  • Imported, industrial dryers have good technical performance but do not meet the needs of small-scale units.
  • The gas cabin dryer is largely used for drying fruits and vegetables and sometimes cereals. Its weak points are: Nominal load too low; energy cost too high; drying method limited.
    Adapting existing dryers in accordance with specifications is one answer, says the book. For several years, GERES has contributed to the development of new models of dryers, particularly for use in small-scale drying.
    New demands
    Until recently, the priorities of food drying in the countries of the South involved increasing the value of surplus market produce or perishable fruits, according to the book.
    Today, in a number of these countries the economic advantages of drying also apply to products based on cereals or root crops (flours, couscous, semolina) intended for local urban consumption. They are the main products that are consumed daily by both urban and rural people. Traditional products which have been long consumed in their fresh state, are appearing in ready-to-use, dried form. Examples are araw and thiacry in Senegal, atti™    ©k™    © in the Ivory Coast, aklui in Benin, sweet d™    ©gu™    © in Burkina Faso and yam in the Congo. Small-scale businesses are beginning to occupy this market niche , and drying units, mainly run by women, are being set up to meet the growing demand.
    The book is published by ITDG and costs around R155 (E19.50; ™  £12.95).
  • Sun-dried sweet potato ¢Ã¢€š¬Ã…¡ÃƒÆ¢™ ¬„¢ÃƒÆ¢™šÃ‚¢ÃƒÆ’¢Ã¢Ã¢€š¬Ã…¡šÃ‚¬ÃƒÆ’¬¦šÃ‚¡™Ãƒ¢Ã¢€š¬Ã…¡ÃƒÆ¬™ Ã‚¬šÃ‚¦™šÃ‚¢ÃƒÆ’¢Ã¢Ã¢€š¬Ã…¡šÃ‚¬ÃƒÆ’¬¦Ãƒ¢Ã¢€š¬Ã…€œchips¢Ã¢€š¬Ã…¡ÃƒÆ¢™ ¬„¢ÃƒÆ¢™šÃ‚¢ÃƒÆ’¢Ã¢Ã¢€š¬Ã…¡šÃ‚¬ÃƒÆ’¬¦šÃ‚¡™Ãƒ¢Ã¢€š¬Ã…¡ÃƒÆ¬? have been developed by Ugandas national agricultural research organisation. The product is popular at schools and big hotels. For info email namarajust@yahoo.com

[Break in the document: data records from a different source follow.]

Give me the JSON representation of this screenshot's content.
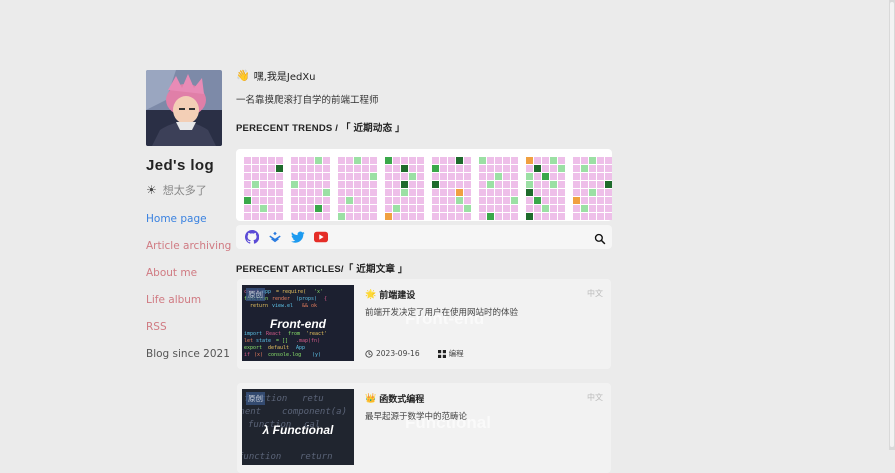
{
  "sidebar": {
    "site_title": "Jed's log",
    "motto": "想太多了",
    "nav": [
      {
        "label": "Home page",
        "state": "active"
      },
      {
        "label": "Article archiving",
        "state": "link"
      },
      {
        "label": "About me",
        "state": "link"
      },
      {
        "label": "Life album",
        "state": "link"
      },
      {
        "label": "RSS",
        "state": "link"
      },
      {
        "label": "Blog since 2021",
        "state": "plain"
      }
    ]
  },
  "main": {
    "greeting": "嘿,我是JedXu",
    "intro": "一名靠摸爬滚打自学的前端工程师",
    "trends_heading": "PERECENT TRENDS / 「 近期动态 」",
    "articles_heading": "PERECENT ARTICLES/「 近期文章 」",
    "calendar_levels": [
      "PPPPP PPPPD PPPPP PPPPP PDPPP PPPPP PLPPP",
      "PPPPP PLPPP PPPPP PPPPP PPPPP PDPPP PPPPP",
      "PPPPP PPPPP PPPPP PPPPP PPPPP PPPPP PPPPP",
      "PPPPP PPPPP PPPPP PPPPP PPPPP PPPPP PPPPP",
      "PPPPP PPPPP PPPPP PPPPP PPPPP PPPPP PPPPP",
      "PPPPP PPPPP PPPPP PPPPP PPPPP PPPPP PPPPP",
      "PPPPP PPPPP PPPPP PPPPP PPPPP PPPPP PPPPP",
      "PPPPP PPPPP PPPPP PPPPP PPPPP PPPPP PPPPP"
    ],
    "toolbar_icons": [
      "github-icon",
      "juejin-icon",
      "twitter-icon",
      "youtube-icon",
      "search-icon"
    ],
    "articles": [
      {
        "badge": "原创",
        "thumb_title": "Front-end",
        "emoji": "🌟",
        "title": "前端建设",
        "lang": "中文",
        "desc": "前端开发决定了用户在使用网站时的体验",
        "ghost": "Front-end",
        "date": "2023-09-16",
        "tag": "编程"
      },
      {
        "badge": "原创",
        "thumb_title": "Functional",
        "emoji": "👑",
        "title": "函数式编程",
        "lang": "中文",
        "desc": "最早起源于数学中的范畴论",
        "ghost": "Functional",
        "date": "",
        "tag": ""
      }
    ]
  },
  "colors": {
    "pink": "#eebfe9",
    "light_green": "#9be0a4",
    "mid_green": "#3aa84a",
    "dark_green": "#1e6b2c",
    "orange": "#f0a040",
    "link": "#d07a82",
    "active_link": "#3a82e0"
  }
}
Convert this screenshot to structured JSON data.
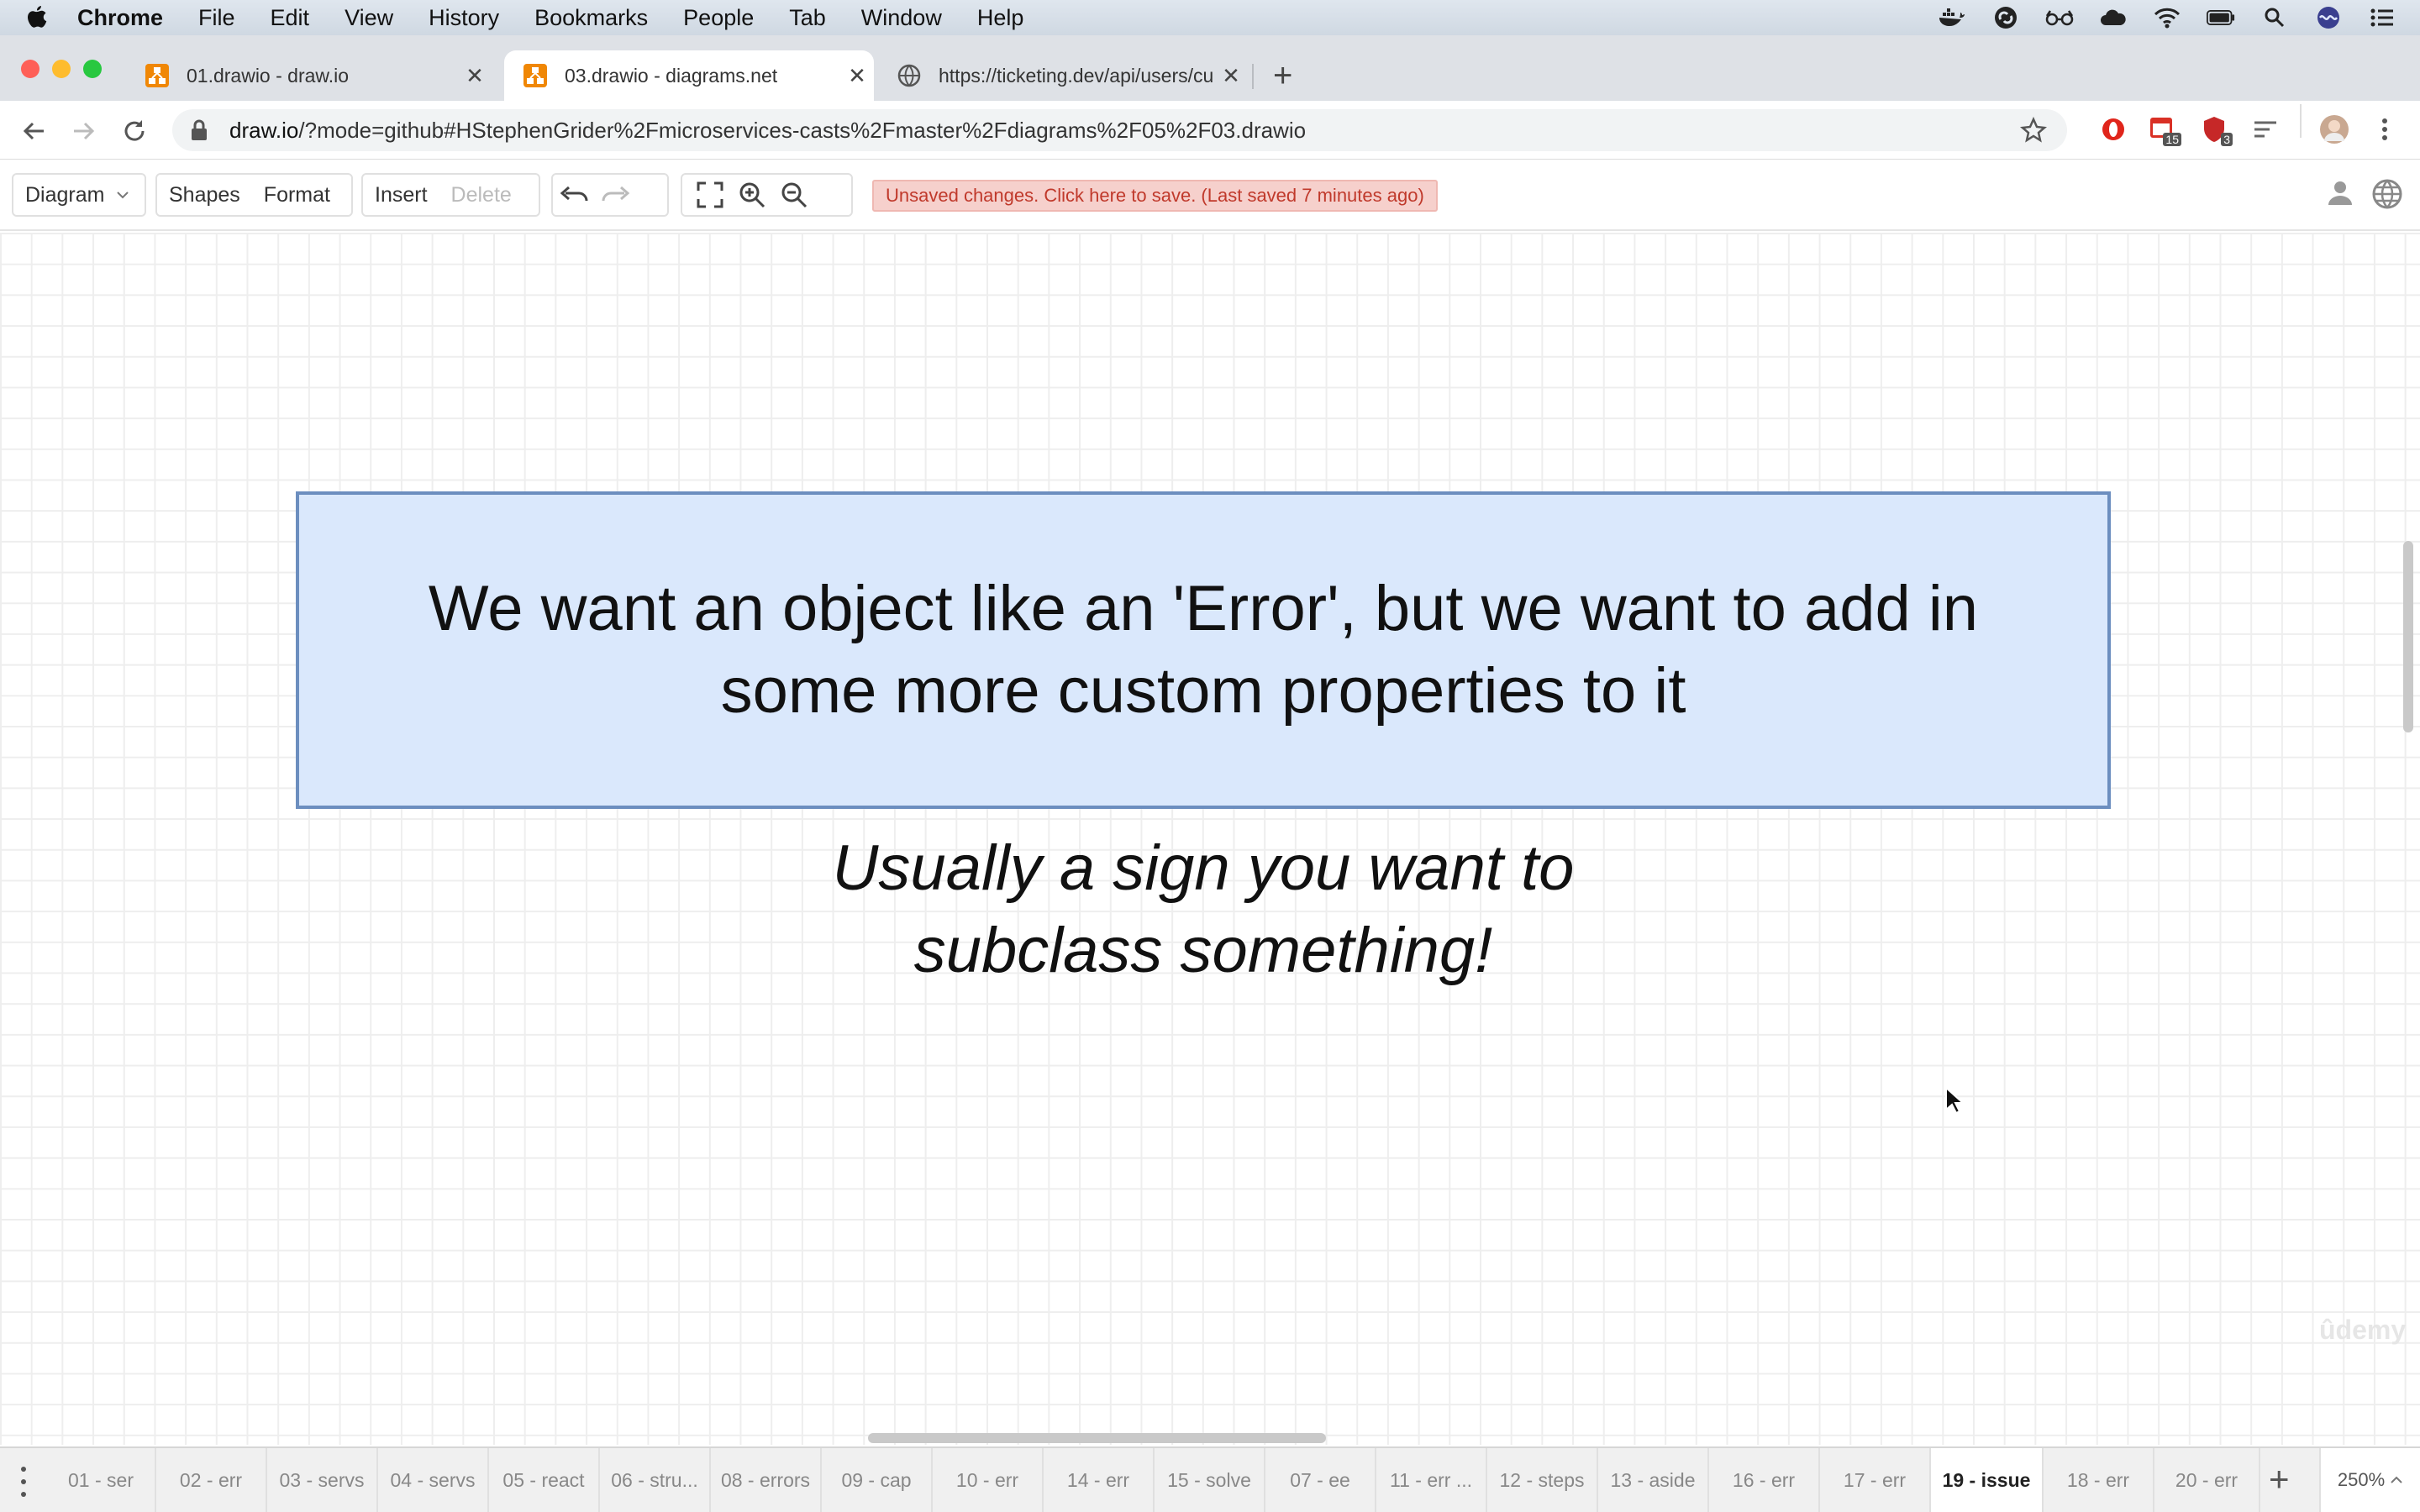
{
  "menubar": {
    "app": "Chrome",
    "items": [
      "File",
      "Edit",
      "View",
      "History",
      "Bookmarks",
      "People",
      "Tab",
      "Window",
      "Help"
    ],
    "status_icons": [
      "docker-icon",
      "creative-cloud-icon",
      "glasses-icon",
      "cloud-icon",
      "wifi-icon",
      "battery-icon",
      "spotlight-search-icon",
      "siri-icon",
      "control-center-icon"
    ]
  },
  "browser": {
    "tabs": [
      {
        "title": "01.drawio - draw.io",
        "active": false
      },
      {
        "title": "03.drawio - diagrams.net",
        "active": true
      },
      {
        "title": "https://ticketing.dev/api/users/cu",
        "active": false
      }
    ],
    "url_host": "draw.io",
    "url_rest": "/?mode=github#HStephenGrider%2Fmicroservices-casts%2Fmaster%2Fdiagrams%2F05%2F03.drawio",
    "ext_badges": [
      "15",
      "3"
    ]
  },
  "toolbar": {
    "diagram": "Diagram",
    "shapes": "Shapes",
    "format": "Format",
    "insert": "Insert",
    "delete": "Delete",
    "unsaved": "Unsaved changes. Click here to save. (Last saved 7 minutes ago)"
  },
  "canvas": {
    "box_line1": "We want an object like an 'Error', but we want to add in",
    "box_line2": "some more custom properties to it",
    "sub_line1": "Usually a sign you want to",
    "sub_line2": "subclass something!",
    "watermark": "ûdemy"
  },
  "pages": {
    "tabs": [
      "01 - ser",
      "02 - err",
      "03 - servs",
      "04 - servs",
      "05 - react",
      "06 - stru...",
      "08 - errors",
      "09 - cap",
      "10 - err",
      "14 - err",
      "15 - solve",
      "07 - ee",
      "11 - err ...",
      "12 - steps",
      "13 - aside",
      "16 - err",
      "17 - err",
      "19 - issue",
      "18 - err",
      "20 - err"
    ],
    "active": "19 - issue",
    "zoom": "250%"
  }
}
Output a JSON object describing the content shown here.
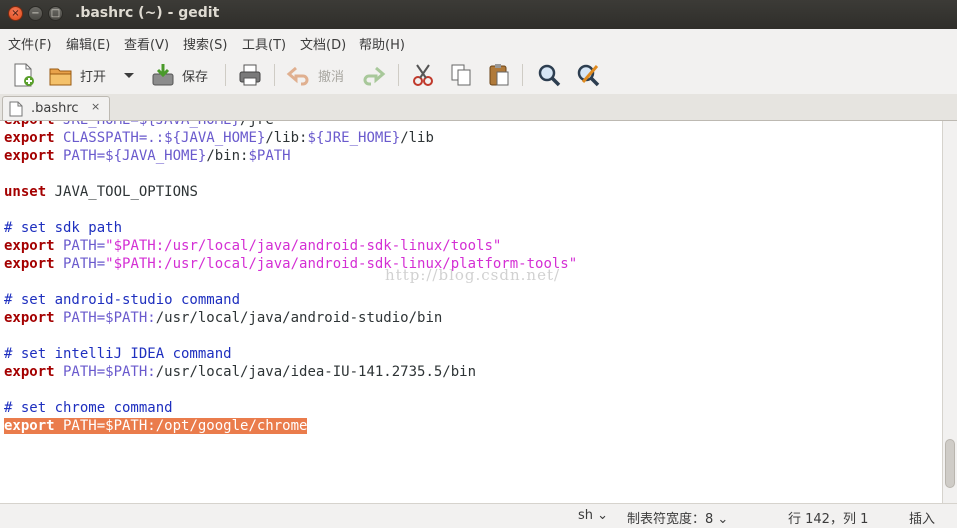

    ITDG: Fax +44 1926 634502; info@itpubs.org.uk
    GERES: Tel +33 442 185588; fax +33 442 030156; geres@worldnet.fr
    Equipment suppliers:
    Maurer (Germany): Fax +49 7534 808
    Atie (France): Fax +33 563 618022
    Almatifel (France): Fax +33 04 90 14 8730
    Turatti (Italy): Fax +39 0426 31 0731
    BMA (Netherlands): Fax +31 03 48 435 435